Lottery is a game in which people pay money to participate and win prizes. The winners are selected by a process called lottery drawing, which involves combining tickets or counterfoils in order to determine the winning numbers or symbols.
In the United States, more than $107.9 billion in lottery products were sold in fiscal year 2022. Most players come from all income levels, and many of them are able to play at least once a month.
The majority of people who play the lottery do so with restraint and moderation. They are no more likely than the population as a whole to be poor, undereducated, or desperate, and they have no greater income level than those who don’t play.
Lotteries are popular games of chance, and they are used by governments to raise funds for social programs and public projects.

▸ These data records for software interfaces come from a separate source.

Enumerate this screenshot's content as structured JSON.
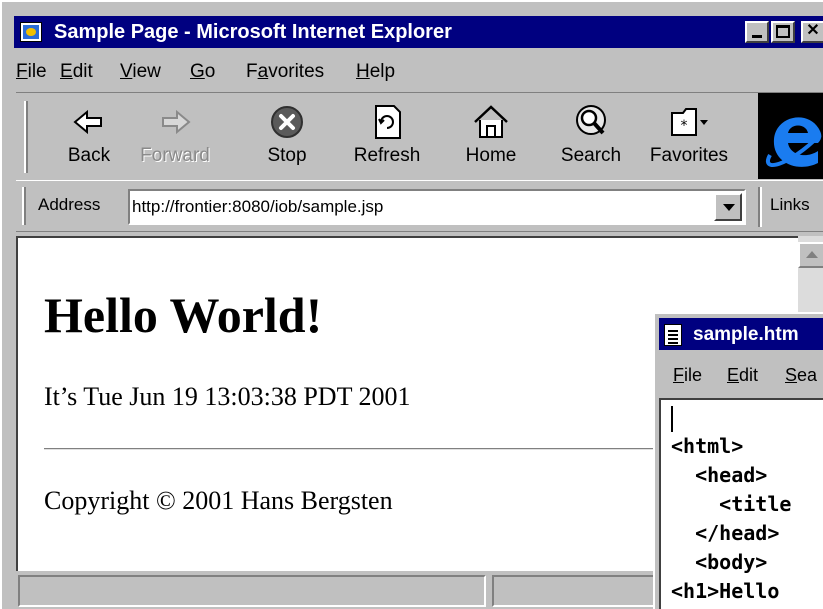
{
  "window": {
    "title": "Sample Page - Microsoft Internet Explorer"
  },
  "menu": {
    "file": {
      "ul": "F",
      "rest": "ile"
    },
    "edit": {
      "ul": "E",
      "rest": "dit"
    },
    "view": {
      "ul": "V",
      "rest": "iew"
    },
    "go": {
      "ul": "G",
      "rest": "o"
    },
    "favorites": {
      "pre": "F",
      "ul": "a",
      "rest": "vorites"
    },
    "help": {
      "ul": "H",
      "rest": "elp"
    }
  },
  "toolbar": {
    "back": "Back",
    "forward": "Forward",
    "stop": "Stop",
    "refresh": "Refresh",
    "home": "Home",
    "search": "Search",
    "favorites": "Favorites"
  },
  "address": {
    "label": "Address",
    "url": "http://frontier:8080/iob/sample.jsp",
    "links": "Links"
  },
  "page": {
    "heading": "Hello World!",
    "date_line": "It’s Tue Jun 19 13:03:38 PDT 2001",
    "copyright": "Copyright © 2001 Hans Bergsten"
  },
  "notepad": {
    "title": "sample.htm",
    "menu": {
      "file": {
        "ul": "F",
        "rest": "ile"
      },
      "edit": {
        "ul": "E",
        "rest": "dit"
      },
      "search": {
        "ul": "S",
        "rest": "ea"
      }
    },
    "lines": [
      "<html>",
      "  <head>",
      "    <title",
      "  </head>",
      "  <body>",
      "<h1>Hello"
    ]
  },
  "colors": {
    "titlebar": "#000080",
    "chrome": "#c0c0c0",
    "ie_blue": "#1a7cf0"
  },
  "icons": [
    "back-icon",
    "forward-icon",
    "stop-icon",
    "refresh-icon",
    "home-icon",
    "search-icon",
    "favorites-icon",
    "ie-logo-icon",
    "notepad-icon"
  ]
}
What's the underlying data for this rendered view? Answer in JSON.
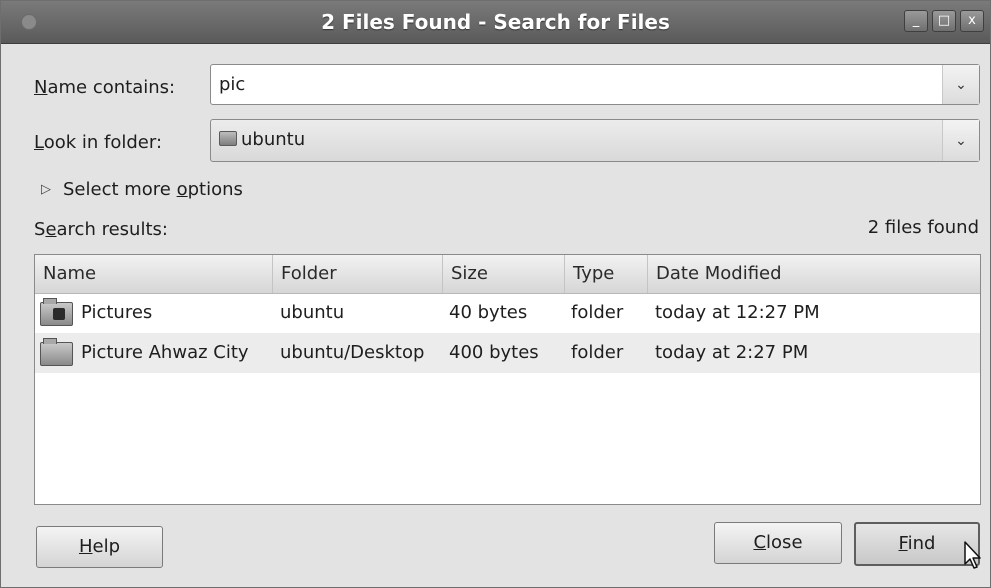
{
  "window": {
    "title": "2 Files Found - Search for Files",
    "controls": {
      "minimize": "_",
      "maximize": "□",
      "close": "x"
    }
  },
  "name_contains": {
    "label_prefix": "",
    "label_mnemonic": "N",
    "label_rest": "ame contains:",
    "value": "pic"
  },
  "look_in": {
    "label_mnemonic": "L",
    "label_rest": "ook in folder:",
    "value": "ubuntu"
  },
  "more_options": {
    "label_before": "Select more ",
    "label_mnemonic": "o",
    "label_after": "ptions"
  },
  "results": {
    "label_before": "S",
    "label_mnemonic": "e",
    "label_after": "arch results:",
    "count_text": "2 files found",
    "columns": [
      "Name",
      "Folder",
      "Size",
      "Type",
      "Date Modified"
    ],
    "rows": [
      {
        "name": "Pictures",
        "folder": "ubuntu",
        "size": "40 bytes",
        "type": "folder",
        "date": "today at 12:27 PM"
      },
      {
        "name": "Picture Ahwaz City",
        "folder": "ubuntu/Desktop",
        "size": "400 bytes",
        "type": "folder",
        "date": "today at 2:27 PM"
      }
    ]
  },
  "buttons": {
    "help": {
      "mnemonic": "H",
      "rest": "elp"
    },
    "close": {
      "mnemonic": "C",
      "rest": "lose"
    },
    "find": {
      "mnemonic": "F",
      "rest": "ind"
    }
  }
}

They have been around for centuries, and they are a vital source of funding for schools and hospitals.
They can be run to provide limited and high-demand items such as kindergarten admission at a reputable school, lottery placements in subsidized housing blocks, or a vaccine for a rapidly moving virus. Often, these lotteries have a super-sized jackpot that drives ticket sales and generates free publicity on news sites.

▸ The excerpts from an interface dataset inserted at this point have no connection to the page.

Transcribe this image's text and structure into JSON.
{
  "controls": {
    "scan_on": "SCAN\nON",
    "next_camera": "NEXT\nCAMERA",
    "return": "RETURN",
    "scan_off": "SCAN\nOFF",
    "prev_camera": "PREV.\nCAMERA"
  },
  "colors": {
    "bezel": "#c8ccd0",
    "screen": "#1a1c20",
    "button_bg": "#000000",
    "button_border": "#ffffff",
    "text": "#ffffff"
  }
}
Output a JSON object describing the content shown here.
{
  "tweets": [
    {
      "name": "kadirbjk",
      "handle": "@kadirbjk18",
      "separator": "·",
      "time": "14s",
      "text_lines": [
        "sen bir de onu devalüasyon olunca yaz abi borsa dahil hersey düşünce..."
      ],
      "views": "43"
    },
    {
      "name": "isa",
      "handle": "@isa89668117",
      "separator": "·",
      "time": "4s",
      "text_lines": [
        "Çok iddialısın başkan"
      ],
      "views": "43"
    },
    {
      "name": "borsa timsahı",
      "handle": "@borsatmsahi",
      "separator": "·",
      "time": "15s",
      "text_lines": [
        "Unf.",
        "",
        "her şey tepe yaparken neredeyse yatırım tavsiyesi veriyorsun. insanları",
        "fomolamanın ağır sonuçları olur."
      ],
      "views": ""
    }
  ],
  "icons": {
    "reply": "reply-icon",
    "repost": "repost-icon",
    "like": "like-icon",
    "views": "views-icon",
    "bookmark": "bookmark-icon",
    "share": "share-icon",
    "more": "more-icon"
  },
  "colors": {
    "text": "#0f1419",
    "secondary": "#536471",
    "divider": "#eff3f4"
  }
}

Most state-run lotteries have a pool of funds available to award prizes, and they must decide how much of it to keep for themselves and how much to transfer to the winners. This pool must be balanced between large prizes and a variety of smaller ones, to ensure that the odds are reasonable and that the numbers game remains attractive to potential bettors.